Improving the quality of instruction in introductory courses won’t help if students can’t access high-demand majors, such as nursing. Pouring resources into one early intervention won’t help if other programs lose resources and decline in quality as a result. And increasing retention rates won’t improve efficiency if it leads students to drop out in their second year instead of their first. In fact, improved retention requires more upper-level courses (which tend to cost more) and makes colleges look less efficient if graduation rates remain unchanged.
If community colleges can find ways to improve students’ college readiness — perhaps by collaborating with feeder high schools — they’ll improve their efficiency significantly.
Retraining adults for high-demand jobs and improving graduation rates are the priorities for Iowa community colleges, reports the Gazette. Half the students who enrolled in 2009-10 earned a credential or transferred within three years. Colleges are trying to improve that number.
Des Moines Area Community College is among the schools that now requires an orientation course for all students, said Jeremy Varner, administrator of the community colleges division with the Iowa Department of Education. Other colleges are putting resources into more advising and early-warning programs for when students begin to struggle, he said.

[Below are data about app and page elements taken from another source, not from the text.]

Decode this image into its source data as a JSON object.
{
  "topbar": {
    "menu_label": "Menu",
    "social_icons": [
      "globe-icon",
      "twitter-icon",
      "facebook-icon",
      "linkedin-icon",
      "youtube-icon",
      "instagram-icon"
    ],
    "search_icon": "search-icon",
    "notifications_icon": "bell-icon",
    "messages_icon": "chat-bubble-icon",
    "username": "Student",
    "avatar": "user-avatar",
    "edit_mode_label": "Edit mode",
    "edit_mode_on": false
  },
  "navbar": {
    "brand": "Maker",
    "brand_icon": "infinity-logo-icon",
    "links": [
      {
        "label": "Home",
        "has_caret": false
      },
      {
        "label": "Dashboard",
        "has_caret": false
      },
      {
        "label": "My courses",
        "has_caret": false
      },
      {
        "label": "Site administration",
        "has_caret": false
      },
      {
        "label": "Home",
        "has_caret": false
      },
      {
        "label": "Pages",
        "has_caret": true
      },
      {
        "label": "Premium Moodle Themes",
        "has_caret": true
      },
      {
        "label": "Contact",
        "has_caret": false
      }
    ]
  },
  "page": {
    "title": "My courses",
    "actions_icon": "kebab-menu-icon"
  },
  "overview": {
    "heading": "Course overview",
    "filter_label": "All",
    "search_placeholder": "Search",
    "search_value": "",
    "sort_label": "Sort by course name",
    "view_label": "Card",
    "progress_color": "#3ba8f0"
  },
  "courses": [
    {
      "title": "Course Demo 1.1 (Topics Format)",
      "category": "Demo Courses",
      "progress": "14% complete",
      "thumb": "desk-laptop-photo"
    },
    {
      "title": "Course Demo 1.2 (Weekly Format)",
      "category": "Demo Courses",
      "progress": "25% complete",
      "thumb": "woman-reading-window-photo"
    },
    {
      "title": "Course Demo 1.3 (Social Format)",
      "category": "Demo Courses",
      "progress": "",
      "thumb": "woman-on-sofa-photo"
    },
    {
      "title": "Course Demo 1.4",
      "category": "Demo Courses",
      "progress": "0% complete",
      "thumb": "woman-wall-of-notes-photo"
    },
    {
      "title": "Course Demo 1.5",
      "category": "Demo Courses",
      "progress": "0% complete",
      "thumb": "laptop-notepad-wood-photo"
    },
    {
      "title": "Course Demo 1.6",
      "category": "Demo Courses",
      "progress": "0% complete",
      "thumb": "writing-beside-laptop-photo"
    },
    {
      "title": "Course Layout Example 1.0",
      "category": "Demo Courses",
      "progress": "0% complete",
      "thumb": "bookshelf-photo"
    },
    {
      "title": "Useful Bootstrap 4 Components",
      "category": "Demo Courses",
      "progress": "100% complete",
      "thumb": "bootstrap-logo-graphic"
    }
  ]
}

“Getting more through to graduation — that’s where a lot of that focus is,” Varner said.
Kirkwood Community College hopes its math “emporium” will improve retention, ’said Math and Science Dean Lori Woeste.
Students work in a computer lab where an instructor is always on hand for one-on-one discussion, and the students work at their own pace. . . . students signs up for the Prep for College Math course, where they demonstrate competency in the “modules” they are confident about and then focus their time on the areas where they need work, Woeste said.
College officials hope state funding will improve next year, easing the tuition burden on students and funding job training. Iowa is focusing on training workers for jobs in nursing, information technology and advanced manufacturing.